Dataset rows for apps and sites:
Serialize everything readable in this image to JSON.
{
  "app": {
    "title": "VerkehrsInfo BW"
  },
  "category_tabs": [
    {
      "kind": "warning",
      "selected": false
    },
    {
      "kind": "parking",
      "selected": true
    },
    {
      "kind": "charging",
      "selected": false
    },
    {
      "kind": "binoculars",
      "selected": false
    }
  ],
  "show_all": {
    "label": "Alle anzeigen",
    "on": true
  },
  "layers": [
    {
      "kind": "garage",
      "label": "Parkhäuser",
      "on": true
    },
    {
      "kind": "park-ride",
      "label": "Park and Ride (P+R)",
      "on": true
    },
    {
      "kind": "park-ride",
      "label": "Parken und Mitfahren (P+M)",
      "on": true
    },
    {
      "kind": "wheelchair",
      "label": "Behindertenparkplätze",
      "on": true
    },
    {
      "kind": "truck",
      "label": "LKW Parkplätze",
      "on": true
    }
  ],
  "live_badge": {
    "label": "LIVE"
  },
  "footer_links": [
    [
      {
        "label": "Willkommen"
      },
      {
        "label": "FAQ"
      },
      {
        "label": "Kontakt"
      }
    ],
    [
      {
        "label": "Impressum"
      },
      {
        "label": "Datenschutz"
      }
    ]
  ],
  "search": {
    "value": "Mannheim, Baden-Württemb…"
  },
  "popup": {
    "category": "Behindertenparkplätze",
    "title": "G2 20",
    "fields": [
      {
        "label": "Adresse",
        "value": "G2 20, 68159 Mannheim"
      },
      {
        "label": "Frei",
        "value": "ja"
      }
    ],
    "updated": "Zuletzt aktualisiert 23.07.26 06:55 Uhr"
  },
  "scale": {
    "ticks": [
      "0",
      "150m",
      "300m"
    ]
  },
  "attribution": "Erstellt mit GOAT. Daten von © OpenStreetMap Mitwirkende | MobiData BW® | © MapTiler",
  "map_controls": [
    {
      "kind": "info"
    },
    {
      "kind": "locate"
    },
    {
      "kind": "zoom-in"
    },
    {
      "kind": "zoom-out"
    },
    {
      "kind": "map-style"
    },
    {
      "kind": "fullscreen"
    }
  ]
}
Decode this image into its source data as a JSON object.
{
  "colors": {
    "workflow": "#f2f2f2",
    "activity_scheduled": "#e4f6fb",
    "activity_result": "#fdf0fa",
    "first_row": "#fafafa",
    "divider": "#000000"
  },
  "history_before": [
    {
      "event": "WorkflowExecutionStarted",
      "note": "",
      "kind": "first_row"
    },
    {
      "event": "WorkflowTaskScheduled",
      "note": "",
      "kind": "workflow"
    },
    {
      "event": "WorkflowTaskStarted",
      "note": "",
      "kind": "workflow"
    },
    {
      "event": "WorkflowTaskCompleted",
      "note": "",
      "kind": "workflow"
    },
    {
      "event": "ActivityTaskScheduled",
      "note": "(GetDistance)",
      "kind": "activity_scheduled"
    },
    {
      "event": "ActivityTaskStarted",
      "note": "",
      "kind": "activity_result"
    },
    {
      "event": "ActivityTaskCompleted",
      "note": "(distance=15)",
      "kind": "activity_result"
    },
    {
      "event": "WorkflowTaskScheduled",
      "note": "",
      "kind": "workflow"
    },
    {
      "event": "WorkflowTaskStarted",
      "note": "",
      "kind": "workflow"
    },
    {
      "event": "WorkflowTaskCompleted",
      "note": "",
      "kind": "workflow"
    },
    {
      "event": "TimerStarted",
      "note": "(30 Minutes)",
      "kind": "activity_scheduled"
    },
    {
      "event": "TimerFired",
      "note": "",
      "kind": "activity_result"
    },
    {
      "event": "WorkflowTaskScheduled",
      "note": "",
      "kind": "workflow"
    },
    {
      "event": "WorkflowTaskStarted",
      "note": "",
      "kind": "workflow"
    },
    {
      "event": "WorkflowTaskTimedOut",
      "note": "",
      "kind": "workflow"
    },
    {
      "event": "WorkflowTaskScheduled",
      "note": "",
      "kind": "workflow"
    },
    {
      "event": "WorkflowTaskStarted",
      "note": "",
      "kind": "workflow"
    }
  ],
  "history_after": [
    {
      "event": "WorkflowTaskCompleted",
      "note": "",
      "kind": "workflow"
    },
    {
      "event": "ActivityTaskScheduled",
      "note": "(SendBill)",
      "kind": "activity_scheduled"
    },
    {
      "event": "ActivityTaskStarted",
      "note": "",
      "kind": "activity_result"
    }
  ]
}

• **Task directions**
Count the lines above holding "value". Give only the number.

• **Result of the task**
3